DHCP server is a robust network that simplifies the management of IP addresses and allows networks to run more efficiently. Learn how DHCP helps reduce the risk of manual configuration errors, optimizes IP address assignment, and provides a secure method of managing IP addresses.
Introduction to DHCP server
Dynamic Host Configuration Protocol (DHCP) is a network protocol that allows a server to assign an IP address to each device on a network automatically, eliminating the need for network administrators to configure each device manually. It also allows to change network configuration parameters, such as the IP address, once a device leaves and rejoins the network. DHCP is an integral component of IP networks and is essential for assigning and managing IP addresses efficiently and securely. DHCP simplifies the job of network administrators by automatically assigning new IP addresses, ensuring communication between devices on the same network, and reducing the amount of manual configuration required.
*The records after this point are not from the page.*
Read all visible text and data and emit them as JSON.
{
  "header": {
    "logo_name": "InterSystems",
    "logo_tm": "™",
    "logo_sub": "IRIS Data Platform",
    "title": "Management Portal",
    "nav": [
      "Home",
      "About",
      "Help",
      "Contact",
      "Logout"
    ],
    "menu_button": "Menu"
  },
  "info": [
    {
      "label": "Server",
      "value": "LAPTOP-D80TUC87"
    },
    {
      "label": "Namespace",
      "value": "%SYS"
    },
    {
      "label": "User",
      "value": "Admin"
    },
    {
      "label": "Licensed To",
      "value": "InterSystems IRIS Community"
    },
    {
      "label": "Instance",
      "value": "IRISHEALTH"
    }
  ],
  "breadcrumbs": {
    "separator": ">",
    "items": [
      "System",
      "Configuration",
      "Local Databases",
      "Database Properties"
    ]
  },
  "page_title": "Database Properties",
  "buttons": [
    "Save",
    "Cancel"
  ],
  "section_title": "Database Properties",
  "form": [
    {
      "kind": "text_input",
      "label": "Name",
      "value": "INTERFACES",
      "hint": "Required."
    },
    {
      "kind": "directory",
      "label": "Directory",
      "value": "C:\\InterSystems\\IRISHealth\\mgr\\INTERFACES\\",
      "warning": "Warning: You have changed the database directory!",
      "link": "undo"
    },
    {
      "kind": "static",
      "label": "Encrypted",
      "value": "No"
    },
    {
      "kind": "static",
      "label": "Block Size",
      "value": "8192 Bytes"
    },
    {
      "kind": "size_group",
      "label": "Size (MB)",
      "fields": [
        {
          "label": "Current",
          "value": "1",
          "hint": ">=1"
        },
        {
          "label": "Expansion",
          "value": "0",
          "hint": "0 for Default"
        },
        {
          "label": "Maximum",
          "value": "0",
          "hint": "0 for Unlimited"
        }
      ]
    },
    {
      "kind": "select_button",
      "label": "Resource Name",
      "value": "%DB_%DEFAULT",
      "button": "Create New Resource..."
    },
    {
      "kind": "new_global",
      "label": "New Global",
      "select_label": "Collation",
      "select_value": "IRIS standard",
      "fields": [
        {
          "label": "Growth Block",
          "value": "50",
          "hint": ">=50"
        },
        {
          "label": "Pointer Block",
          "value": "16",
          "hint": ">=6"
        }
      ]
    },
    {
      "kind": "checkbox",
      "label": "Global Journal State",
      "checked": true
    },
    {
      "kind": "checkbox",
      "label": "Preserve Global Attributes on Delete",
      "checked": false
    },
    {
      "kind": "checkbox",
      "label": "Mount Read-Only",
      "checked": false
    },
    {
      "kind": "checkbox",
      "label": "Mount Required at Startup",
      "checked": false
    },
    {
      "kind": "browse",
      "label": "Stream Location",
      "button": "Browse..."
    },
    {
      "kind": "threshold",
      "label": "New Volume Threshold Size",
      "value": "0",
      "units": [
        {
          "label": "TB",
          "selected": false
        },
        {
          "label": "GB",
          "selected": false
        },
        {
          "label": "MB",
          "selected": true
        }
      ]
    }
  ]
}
Furthermore, DHCP helps to reduce IP address conflicts by providing a mechanism for devices to negotiate and change IP addresses when needed.
Understanding DHCP packets
DHCP packet structure is a sequence of octets containing header fields, options, and a checksum. Each header field denotes a type of information and carries different payloads depending on the type. Depending on the type, these payloads may contain requests for a lease of IP addresses or hardware addresses, authorization to use reserved IP addresses, server and client information, and any number of other messages. In addition, DHCP packets also contain IP and hardware addresses, requested or assigned configurations, and the length of time for which an address is leased. Once processed, these messages are propagated throughout the network, helping to maintain communication between nodes on the same network. Therefore, understanding DHCP packets is essential to configure and managing IP networks successfully and preventing potential network problems.
Benefits of using a DHCP server
Using a DHCP server offers many benefits, such as:
- Streamlines and simplifies IP address assignment
- Reduces risk of manual configuration errors
- Reduces IP conflicts
- Easier to handle IP address changes
- Provides a secure method of managing IP addresses
DHCP vs DNS: DIfference between them
The primary differences between DHCP and DNS are how they are used. DHCP is primarily used to assign IP addresses to client devices, while DNS is used to translate domain names into IP addresses. DHCP works on a local level, meaning that the server is used to assign IP addresses to the devices within its network, while DNS works on a global scale, allowing users to connect to websites that may be located in different networks. Finally, DHCP is a short-term system allowing devices to change IP addresses when they leave and rejoin the network. At the same time, DNS is a long-term system that works more as a database, keeping records of all the websites and their corresponding IP addresses.
In terms of security, DHCP provides basic encryption of DHCP messages, while DNS offers more robust protection by using DNSSEC to provide authentication and encryption for DNS messages. DHCP leases are also assigned on a limited basis, which can help reduce occurrences of address spoofing. At the same time, DNS does not offer this type of protection as it is simply a database of all the registered domains and their IP addresses. Ultimately, both DHCP and DNS are essential components of networks, and understanding the differences between them can help network administrators configure, secure and optimize their networks for maximum performance.
Dynamic Host Configuration Protocol (DHCP) is essential to network configuration and management. By understanding the basics of DHCP and how it differs from DNS, administrators can ensure their networks are configured optimally, securely, and efficiently.